Brand new year. Brand new goals. For some of us, it's also the beginning of a never ending cycle of trying to lose that weight we've failed to lose last year. Typically, we're good at the start of the year on staying on top of our fitness goals, until those summer barbecues and good ole Thanksgiving-Christmas meals come around to mess things up. Now we're back at square one again, maybe even square one plus a few.
When it comes to our well-being, most of us think about losing weight. It's not a surprise as the percentage of Americans overweight stood at 71.3% in 2016. (CDC) You may think, "I gotta hit that treadmill." Or better, "I need to go on that keto diet." I feel we often mistake losing weight as the only way to better our health. No doubt in many cases losing weight is necessary for a healthier life, but it shouldn't be the main focus. Losing weight should be a byproduct of your lifestyle. There are much better ways to live a healthier life without submitted yourself to ridiculous diets, and/or killing yourself on that boring a** treadmill.
Try focusing on things that bring you joy, and are good for your health and wellness. I love In-n-Out burgers, it brings me a whole lot of joy (I can eat 3 double-double no prob), but I can’t eat it daily because it’ll shoot my cholesterol level through the roof. I limit myself to having one every couple of months. I also love camping and exploring the outdoors, so I workout 5 days a week doing different movements and exercises ranging from strength, conditioning, and cardio. I do it because I want to be able to camp and explore the world for the rest of my life.
I don't want to be limited.
For approaching your gym fitness goals from a more well rounded standpoint, try implementing a variety
of different exercises that focus on strength, cardio, balance, agility, and flexibility. Here comes the most vital part, food. Food is essential to life, but there's also an emotional aspect to what and how we eat. For me it's not just as simple as, "vegetables are good for me, so I should eat them." It's about how eating more vegetables can nourish my body and allow me to do the things I want to do.
Place your focus on things that'll enrich your life, and try to remove as many limits as possible. Depending on your goals, your workout regimen to reach those goals may cause you to lose body fat, but not weight. They’re not the same. You can reduce your body fat, and simultaneously increase your weight. Losing weight should be a byproduct of working towards the betterment of your life and health, not necessarily the sole purpose. I’ve been hovering around 145-150 lbs. for more than 10 years now, my mindset isn’t to do things that'll maintain that weight. My weight is dictated by my lifestyle. Maybe for a period of my life I’ll drop to 130 lbs. Then up to 160 lbs. It all depends on what my life calls for at that period of time in my life.
For this year, instead of telling yourself that you need to lose weight, ask yourself what you want out of your life this year. Is it to be able to hike one mile without feeling fatigued?
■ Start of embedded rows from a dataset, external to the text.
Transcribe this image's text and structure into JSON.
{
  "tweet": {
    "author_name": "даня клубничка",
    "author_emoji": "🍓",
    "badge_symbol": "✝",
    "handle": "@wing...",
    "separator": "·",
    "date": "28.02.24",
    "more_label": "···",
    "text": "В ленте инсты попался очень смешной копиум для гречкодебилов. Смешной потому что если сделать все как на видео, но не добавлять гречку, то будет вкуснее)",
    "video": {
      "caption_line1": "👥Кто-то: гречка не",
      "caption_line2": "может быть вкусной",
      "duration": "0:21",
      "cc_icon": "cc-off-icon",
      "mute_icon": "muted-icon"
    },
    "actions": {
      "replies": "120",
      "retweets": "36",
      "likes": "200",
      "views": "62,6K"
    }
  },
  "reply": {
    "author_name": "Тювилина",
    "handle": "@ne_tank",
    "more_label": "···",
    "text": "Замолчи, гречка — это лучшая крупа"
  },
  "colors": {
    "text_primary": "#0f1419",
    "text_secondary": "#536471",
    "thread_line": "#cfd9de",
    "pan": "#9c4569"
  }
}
Or to strengthening your upper body because you want to pick up your dog without straining your back? Staying on top of your goals can get very very difficult. One of the smartest things you can do for your life is either get a personal trainer, a coach, a mentor, or join in on a group class to help you stay accountable toward your goals.
Stay consistent. We’re all going to have our ups and downs, and moments where we veer off track. The most important thing is to find your way back. I see our journey in life and health similar to climbing a mountain. It's one small step at a time, sometimes you may fall, but it's a short fall because of the foundation you've built with those small steps like a line anchor. Then gather yourself, and get back on track.
What’s your goal?